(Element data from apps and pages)
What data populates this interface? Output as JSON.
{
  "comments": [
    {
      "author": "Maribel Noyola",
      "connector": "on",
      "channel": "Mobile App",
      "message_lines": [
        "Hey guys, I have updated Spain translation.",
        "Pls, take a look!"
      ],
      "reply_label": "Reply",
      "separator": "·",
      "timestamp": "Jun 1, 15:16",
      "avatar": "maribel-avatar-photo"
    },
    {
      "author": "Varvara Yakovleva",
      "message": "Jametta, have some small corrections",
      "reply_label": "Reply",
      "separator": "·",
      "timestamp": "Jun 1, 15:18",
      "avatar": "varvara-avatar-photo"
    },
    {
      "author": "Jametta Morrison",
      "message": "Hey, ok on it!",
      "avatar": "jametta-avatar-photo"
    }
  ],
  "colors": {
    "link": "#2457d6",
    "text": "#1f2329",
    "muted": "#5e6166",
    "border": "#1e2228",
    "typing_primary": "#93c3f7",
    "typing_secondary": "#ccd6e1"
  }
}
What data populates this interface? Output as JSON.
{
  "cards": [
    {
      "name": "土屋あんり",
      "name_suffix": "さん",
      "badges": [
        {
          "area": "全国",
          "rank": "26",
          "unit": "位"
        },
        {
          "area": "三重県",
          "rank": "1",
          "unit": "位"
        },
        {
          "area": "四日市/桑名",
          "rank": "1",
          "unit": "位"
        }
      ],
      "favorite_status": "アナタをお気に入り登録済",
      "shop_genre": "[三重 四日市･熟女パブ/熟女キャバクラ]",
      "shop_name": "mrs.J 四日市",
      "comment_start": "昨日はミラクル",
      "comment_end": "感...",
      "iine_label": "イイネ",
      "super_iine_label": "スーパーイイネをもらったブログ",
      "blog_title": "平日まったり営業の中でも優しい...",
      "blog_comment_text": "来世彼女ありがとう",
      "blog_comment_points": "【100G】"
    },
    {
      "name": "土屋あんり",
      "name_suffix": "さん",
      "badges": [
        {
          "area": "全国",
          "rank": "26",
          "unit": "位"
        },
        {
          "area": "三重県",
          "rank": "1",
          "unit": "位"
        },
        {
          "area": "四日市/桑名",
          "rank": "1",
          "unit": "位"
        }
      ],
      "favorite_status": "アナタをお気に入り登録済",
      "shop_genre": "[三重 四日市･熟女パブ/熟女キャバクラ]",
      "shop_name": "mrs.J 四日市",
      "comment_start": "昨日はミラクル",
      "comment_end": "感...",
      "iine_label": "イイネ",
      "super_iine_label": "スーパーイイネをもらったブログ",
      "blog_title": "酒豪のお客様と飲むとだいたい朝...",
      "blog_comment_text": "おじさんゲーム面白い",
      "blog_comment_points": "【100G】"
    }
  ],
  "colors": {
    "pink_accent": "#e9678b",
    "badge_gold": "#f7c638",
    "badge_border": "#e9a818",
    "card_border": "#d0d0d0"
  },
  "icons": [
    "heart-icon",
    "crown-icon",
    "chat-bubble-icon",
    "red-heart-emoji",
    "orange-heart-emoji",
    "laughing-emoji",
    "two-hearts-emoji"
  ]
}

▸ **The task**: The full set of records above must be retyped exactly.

▸ **Response box**:
What data populates this interface? Output as JSON.
{
  "comments": [
    {
      "author": "Maribel Noyola",
      "connector": "on",
      "channel": "Mobile App",
      "message_lines": [
        "Hey guys, I have updated Spain translation.",
        "Pls, take a look!"
      ],
      "reply_label": "Reply",
      "separator": "·",
      "timestamp": "Jun 1, 15:16",
      "avatar": "maribel-avatar-photo"
    },
    {
      "author": "Varvara Yakovleva",
      "message": "Jametta, have some small corrections",
      "reply_label": "Reply",
      "separator": "·",
      "timestamp": "Jun 1, 15:18",
      "avatar": "varvara-avatar-photo"
    },
    {
      "author": "Jametta Morrison",
      "message": "Hey, ok on it!",
      "avatar": "jametta-avatar-photo"
    }
  ],
  "colors": {
    "link": "#2457d6",
    "text": "#1f2329",
    "muted": "#5e6166",
    "border": "#1e2228",
    "typing_primary": "#93c3f7",
    "typing_secondary": "#ccd6e1"
  }
}
What data populates this interface? Output as JSON.
{
  "cards": [
    {
      "name": "土屋あんり",
      "name_suffix": "さん",
      "badges": [
        {
          "area": "全国",
          "rank": "26",
          "unit": "位"
        },
        {
          "area": "三重県",
          "rank": "1",
          "unit": "位"
        },
        {
          "area": "四日市/桑名",
          "rank": "1",
          "unit": "位"
        }
      ],
      "favorite_status": "アナタをお気に入り登録済",
      "shop_genre": "[三重 四日市･熟女パブ/熟女キャバクラ]",
      "shop_name": "mrs.J 四日市",
      "comment_start": "昨日はミラクル",
      "comment_end": "感...",
      "iine_label": "イイネ",
      "super_iine_label": "スーパーイイネをもらったブログ",
      "blog_title": "平日まったり営業の中でも優しい...",
      "blog_comment_text": "来世彼女ありがとう",
      "blog_comment_points": "【100G】"
    },
    {
      "name": "土屋あんり",
      "name_suffix": "さん",
      "badges": [
        {
          "area": "全国",
          "rank": "26",
          "unit": "位"
        },
        {
          "area": "三重県",
          "rank": "1",
          "unit": "位"
        },
        {
          "area": "四日市/桑名",
          "rank": "1",
          "unit": "位"
        }
      ],
      "favorite_status": "アナタをお気に入り登録済",
      "shop_genre": "[三重 四日市･熟女パブ/熟女キャバクラ]",
      "shop_name": "mrs.J 四日市",
      "comment_start": "昨日はミラクル",
      "comment_end": "感...",
      "iine_label": "イイネ",
      "super_iine_label": "スーパーイイネをもらったブログ",
      "blog_title": "酒豪のお客様と飲むとだいたい朝...",
      "blog_comment_text": "おじさんゲーム面白い",
      "blog_comment_points": "【100G】"
    }
  ],
  "colors": {
    "pink_accent": "#e9678b",
    "badge_gold": "#f7c638",
    "badge_border": "#e9a818",
    "card_border": "#d0d0d0"
  },
  "icons": [
    "heart-icon",
    "crown-icon",
    "chat-bubble-icon",
    "red-heart-emoji",
    "orange-heart-emoji",
    "laughing-emoji",
    "two-hearts-emoji"
  ]
}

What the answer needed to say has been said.